Retype the entries below without any change.

● ● ●

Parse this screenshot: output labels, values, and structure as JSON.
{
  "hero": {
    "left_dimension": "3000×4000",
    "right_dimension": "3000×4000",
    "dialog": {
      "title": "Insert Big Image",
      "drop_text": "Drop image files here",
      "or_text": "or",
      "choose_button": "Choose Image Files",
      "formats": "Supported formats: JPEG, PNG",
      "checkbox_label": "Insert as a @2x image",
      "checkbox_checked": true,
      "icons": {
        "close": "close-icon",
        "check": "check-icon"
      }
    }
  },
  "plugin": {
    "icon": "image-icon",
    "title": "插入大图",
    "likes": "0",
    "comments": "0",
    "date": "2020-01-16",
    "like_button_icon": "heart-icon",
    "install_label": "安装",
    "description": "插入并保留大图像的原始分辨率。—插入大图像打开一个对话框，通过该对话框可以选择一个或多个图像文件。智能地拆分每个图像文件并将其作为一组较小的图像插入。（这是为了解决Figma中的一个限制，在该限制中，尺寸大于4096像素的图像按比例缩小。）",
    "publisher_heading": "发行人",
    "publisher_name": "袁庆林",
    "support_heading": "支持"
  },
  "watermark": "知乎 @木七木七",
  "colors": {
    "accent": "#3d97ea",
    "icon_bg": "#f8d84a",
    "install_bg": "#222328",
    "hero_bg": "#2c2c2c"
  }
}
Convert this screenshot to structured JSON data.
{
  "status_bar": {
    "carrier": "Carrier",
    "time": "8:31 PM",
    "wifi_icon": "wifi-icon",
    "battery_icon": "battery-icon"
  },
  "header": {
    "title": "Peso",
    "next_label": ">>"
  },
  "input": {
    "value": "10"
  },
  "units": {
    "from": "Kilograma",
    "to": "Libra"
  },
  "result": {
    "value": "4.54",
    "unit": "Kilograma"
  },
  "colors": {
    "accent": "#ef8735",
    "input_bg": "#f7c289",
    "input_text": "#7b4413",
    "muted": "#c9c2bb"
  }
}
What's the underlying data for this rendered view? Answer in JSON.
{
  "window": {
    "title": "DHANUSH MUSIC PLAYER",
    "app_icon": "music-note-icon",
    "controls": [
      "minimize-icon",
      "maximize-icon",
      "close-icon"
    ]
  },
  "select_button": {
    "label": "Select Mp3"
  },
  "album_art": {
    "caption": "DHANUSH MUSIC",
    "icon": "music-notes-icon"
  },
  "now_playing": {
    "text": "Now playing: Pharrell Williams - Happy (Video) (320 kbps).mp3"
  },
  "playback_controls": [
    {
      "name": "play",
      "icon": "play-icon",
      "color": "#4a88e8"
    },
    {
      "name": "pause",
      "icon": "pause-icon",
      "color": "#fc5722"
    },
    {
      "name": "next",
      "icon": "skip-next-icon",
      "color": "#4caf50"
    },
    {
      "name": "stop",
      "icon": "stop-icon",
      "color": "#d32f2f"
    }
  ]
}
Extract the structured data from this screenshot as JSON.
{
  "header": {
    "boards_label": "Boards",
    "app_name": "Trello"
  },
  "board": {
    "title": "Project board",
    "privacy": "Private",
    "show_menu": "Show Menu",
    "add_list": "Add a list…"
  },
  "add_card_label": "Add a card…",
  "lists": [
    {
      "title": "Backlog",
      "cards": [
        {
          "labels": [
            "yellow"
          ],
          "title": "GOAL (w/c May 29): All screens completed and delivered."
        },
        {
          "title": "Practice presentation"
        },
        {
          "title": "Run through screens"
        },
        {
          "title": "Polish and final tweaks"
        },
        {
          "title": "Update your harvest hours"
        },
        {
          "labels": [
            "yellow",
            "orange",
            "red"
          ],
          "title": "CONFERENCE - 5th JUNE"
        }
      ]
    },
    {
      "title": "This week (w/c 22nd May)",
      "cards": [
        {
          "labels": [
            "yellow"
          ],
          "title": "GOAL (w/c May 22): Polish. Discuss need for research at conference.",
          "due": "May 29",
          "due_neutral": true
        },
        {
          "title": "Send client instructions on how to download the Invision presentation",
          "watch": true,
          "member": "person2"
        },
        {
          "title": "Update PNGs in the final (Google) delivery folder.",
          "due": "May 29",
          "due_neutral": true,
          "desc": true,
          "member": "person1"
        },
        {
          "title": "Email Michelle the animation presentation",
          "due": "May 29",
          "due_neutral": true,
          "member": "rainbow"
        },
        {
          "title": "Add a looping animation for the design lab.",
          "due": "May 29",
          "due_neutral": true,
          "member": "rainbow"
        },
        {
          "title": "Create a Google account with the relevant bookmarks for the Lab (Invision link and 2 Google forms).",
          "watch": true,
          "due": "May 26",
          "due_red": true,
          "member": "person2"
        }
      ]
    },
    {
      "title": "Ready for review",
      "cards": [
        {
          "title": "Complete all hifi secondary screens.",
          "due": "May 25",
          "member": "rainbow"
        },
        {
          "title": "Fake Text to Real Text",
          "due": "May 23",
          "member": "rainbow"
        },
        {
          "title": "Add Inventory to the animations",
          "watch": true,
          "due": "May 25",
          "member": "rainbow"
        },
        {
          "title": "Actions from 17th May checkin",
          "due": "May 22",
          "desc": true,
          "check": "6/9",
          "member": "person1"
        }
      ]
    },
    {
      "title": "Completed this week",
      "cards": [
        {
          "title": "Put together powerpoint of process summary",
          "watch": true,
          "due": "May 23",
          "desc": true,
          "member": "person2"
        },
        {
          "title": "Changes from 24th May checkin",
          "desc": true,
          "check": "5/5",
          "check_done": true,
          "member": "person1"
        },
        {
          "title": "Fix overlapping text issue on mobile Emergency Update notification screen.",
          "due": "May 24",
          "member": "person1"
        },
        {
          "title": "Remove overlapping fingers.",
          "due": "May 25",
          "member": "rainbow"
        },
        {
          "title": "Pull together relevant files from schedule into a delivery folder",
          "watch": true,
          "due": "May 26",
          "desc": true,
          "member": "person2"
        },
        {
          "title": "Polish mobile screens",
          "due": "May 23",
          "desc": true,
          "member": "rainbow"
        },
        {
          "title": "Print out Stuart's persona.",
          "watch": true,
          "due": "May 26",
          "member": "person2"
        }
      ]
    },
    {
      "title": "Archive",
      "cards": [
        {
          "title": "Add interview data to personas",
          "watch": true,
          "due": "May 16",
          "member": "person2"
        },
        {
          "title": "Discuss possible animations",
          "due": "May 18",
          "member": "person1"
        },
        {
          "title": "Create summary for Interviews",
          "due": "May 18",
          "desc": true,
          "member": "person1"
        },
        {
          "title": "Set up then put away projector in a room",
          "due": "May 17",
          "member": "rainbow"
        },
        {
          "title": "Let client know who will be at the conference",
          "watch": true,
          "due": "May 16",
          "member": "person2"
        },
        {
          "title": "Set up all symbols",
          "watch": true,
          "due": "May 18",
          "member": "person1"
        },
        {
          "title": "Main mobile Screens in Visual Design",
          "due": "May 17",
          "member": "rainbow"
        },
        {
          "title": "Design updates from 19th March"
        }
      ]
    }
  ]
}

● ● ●

Exercise output:
Parse this screenshot: output labels, values, and structure as JSON.
{
  "hero": {
    "left_dimension": "3000×4000",
    "right_dimension": "3000×4000",
    "dialog": {
      "title": "Insert Big Image",
      "drop_text": "Drop image files here",
      "or_text": "or",
      "choose_button": "Choose Image Files",
      "formats": "Supported formats: JPEG, PNG",
      "checkbox_label": "Insert as a @2x image",
      "checkbox_checked": true,
      "icons": {
        "close": "close-icon",
        "check": "check-icon"
      }
    }
  },
  "plugin": {
    "icon": "image-icon",
    "title": "插入大图",
    "likes": "0",
    "comments": "0",
    "date": "2020-01-16",
    "like_button_icon": "heart-icon",
    "install_label": "安装",
    "description": "插入并保留大图像的原始分辨率。—插入大图像打开一个对话框，通过该对话框可以选择一个或多个图像文件。智能地拆分每个图像文件并将其作为一组较小的图像插入。（这是为了解决Figma中的一个限制，在该限制中，尺寸大于4096像素的图像按比例缩小。）",
    "publisher_heading": "发行人",
    "publisher_name": "袁庆林",
    "support_heading": "支持"
  },
  "watermark": "知乎 @木七木七",
  "colors": {
    "accent": "#3d97ea",
    "icon_bg": "#f8d84a",
    "install_bg": "#222328",
    "hero_bg": "#2c2c2c"
  }
}
Convert this screenshot to structured JSON data.
{
  "status_bar": {
    "carrier": "Carrier",
    "time": "8:31 PM",
    "wifi_icon": "wifi-icon",
    "battery_icon": "battery-icon"
  },
  "header": {
    "title": "Peso",
    "next_label": ">>"
  },
  "input": {
    "value": "10"
  },
  "units": {
    "from": "Kilograma",
    "to": "Libra"
  },
  "result": {
    "value": "4.54",
    "unit": "Kilograma"
  },
  "colors": {
    "accent": "#ef8735",
    "input_bg": "#f7c289",
    "input_text": "#7b4413",
    "muted": "#c9c2bb"
  }
}
What's the underlying data for this rendered view? Answer in JSON.
{
  "window": {
    "title": "DHANUSH MUSIC PLAYER",
    "app_icon": "music-note-icon",
    "controls": [
      "minimize-icon",
      "maximize-icon",
      "close-icon"
    ]
  },
  "select_button": {
    "label": "Select Mp3"
  },
  "album_art": {
    "caption": "DHANUSH MUSIC",
    "icon": "music-notes-icon"
  },
  "now_playing": {
    "text": "Now playing: Pharrell Williams - Happy (Video) (320 kbps).mp3"
  },
  "playback_controls": [
    {
      "name": "play",
      "icon": "play-icon",
      "color": "#4a88e8"
    },
    {
      "name": "pause",
      "icon": "pause-icon",
      "color": "#fc5722"
    },
    {
      "name": "next",
      "icon": "skip-next-icon",
      "color": "#4caf50"
    },
    {
      "name": "stop",
      "icon": "stop-icon",
      "color": "#d32f2f"
    }
  ]
}
Extract the structured data from this screenshot as JSON.
{
  "header": {
    "boards_label": "Boards",
    "app_name": "Trello"
  },
  "board": {
    "title": "Project board",
    "privacy": "Private",
    "show_menu": "Show Menu",
    "add_list": "Add a list…"
  },
  "add_card_label": "Add a card…",
  "lists": [
    {
      "title": "Backlog",
      "cards": [
        {
          "labels": [
            "yellow"
          ],
          "title": "GOAL (w/c May 29): All screens completed and delivered."
        },
        {
          "title": "Practice presentation"
        },
        {
          "title": "Run through screens"
        },
        {
          "title": "Polish and final tweaks"
        },
        {
          "title": "Update your harvest hours"
        },
        {
          "labels": [
            "yellow",
            "orange",
            "red"
          ],
          "title": "CONFERENCE - 5th JUNE"
        }
      ]
    },
    {
      "title": "This week (w/c 22nd May)",
      "cards": [
        {
          "labels": [
            "yellow"
          ],
          "title": "GOAL (w/c May 22): Polish. Discuss need for research at conference.",
          "due": "May 29",
          "due_neutral": true
        },
        {
          "title": "Send client instructions on how to download the Invision presentation",
          "watch": true,
          "member": "person2"
        },
        {
          "title": "Update PNGs in the final (Google) delivery folder.",
          "due": "May 29",
          "due_neutral": true,
          "desc": true,
          "member": "person1"
        },
        {
          "title": "Email Michelle the animation presentation",
          "due": "May 29",
          "due_neutral": true,
          "member": "rainbow"
        },
        {
          "title": "Add a looping animation for the design lab.",
          "due": "May 29",
          "due_neutral": true,
          "member": "rainbow"
        },
        {
          "title": "Create a Google account with the relevant bookmarks for the Lab (Invision link and 2 Google forms).",
          "watch": true,
          "due": "May 26",
          "due_red": true,
          "member": "person2"
        }
      ]
    },
    {
      "title": "Ready for review",
      "cards": [
        {
          "title": "Complete all hifi secondary screens.",
          "due": "May 25",
          "member": "rainbow"
        },
        {
          "title": "Fake Text to Real Text",
          "due": "May 23",
          "member": "rainbow"
        },
        {
          "title": "Add Inventory to the animations",
          "watch": true,
          "due": "May 25",
          "member": "rainbow"
        },
        {
          "title": "Actions from 17th May checkin",
          "due": "May 22",
          "desc": true,
          "check": "6/9",
          "member": "person1"
        }
      ]
    },
    {
      "title": "Completed this week",
      "cards": [
        {
          "title": "Put together powerpoint of process summary",
          "watch": true,
          "due": "May 23",
          "desc": true,
          "member": "person2"
        },
        {
          "title": "Changes from 24th May checkin",
          "desc": true,
          "check": "5/5",
          "check_done": true,
          "member": "person1"
        },
        {
          "title": "Fix overlapping text issue on mobile Emergency Update notification screen.",
          "due": "May 24",
          "member": "person1"
        },
        {
          "title": "Remove overlapping fingers.",
          "due": "May 25",
          "member": "rainbow"
        },
        {
          "title": "Pull together relevant files from schedule into a delivery folder",
          "watch": true,
          "due": "May 26",
          "desc": true,
          "member": "person2"
        },
        {
          "title": "Polish mobile screens",
          "due": "May 23",
          "desc": true,
          "member": "rainbow"
        },
        {
          "title": "Print out Stuart's persona.",
          "watch": true,
          "due": "May 26",
          "member": "person2"
        }
      ]
    },
    {
      "title": "Archive",
      "cards": [
        {
          "title": "Add interview data to personas",
          "watch": true,
          "due": "May 16",
          "member": "person2"
        },
        {
          "title": "Discuss possible animations",
          "due": "May 18",
          "member": "person1"
        },
        {
          "title": "Create summary for Interviews",
          "due": "May 18",
          "desc": true,
          "member": "person1"
        },
        {
          "title": "Set up then put away projector in a room",
          "due": "May 17",
          "member": "rainbow"
        },
        {
          "title": "Let client know who will be at the conference",
          "watch": true,
          "due": "May 16",
          "member": "person2"
        },
        {
          "title": "Set up all symbols",
          "watch": true,
          "due": "May 18",
          "member": "person1"
        },
        {
          "title": "Main mobile Screens in Visual Design",
          "due": "May 17",
          "member": "rainbow"
        },
        {
          "title": "Design updates from 19th March"
        }
      ]
    }
  ]
}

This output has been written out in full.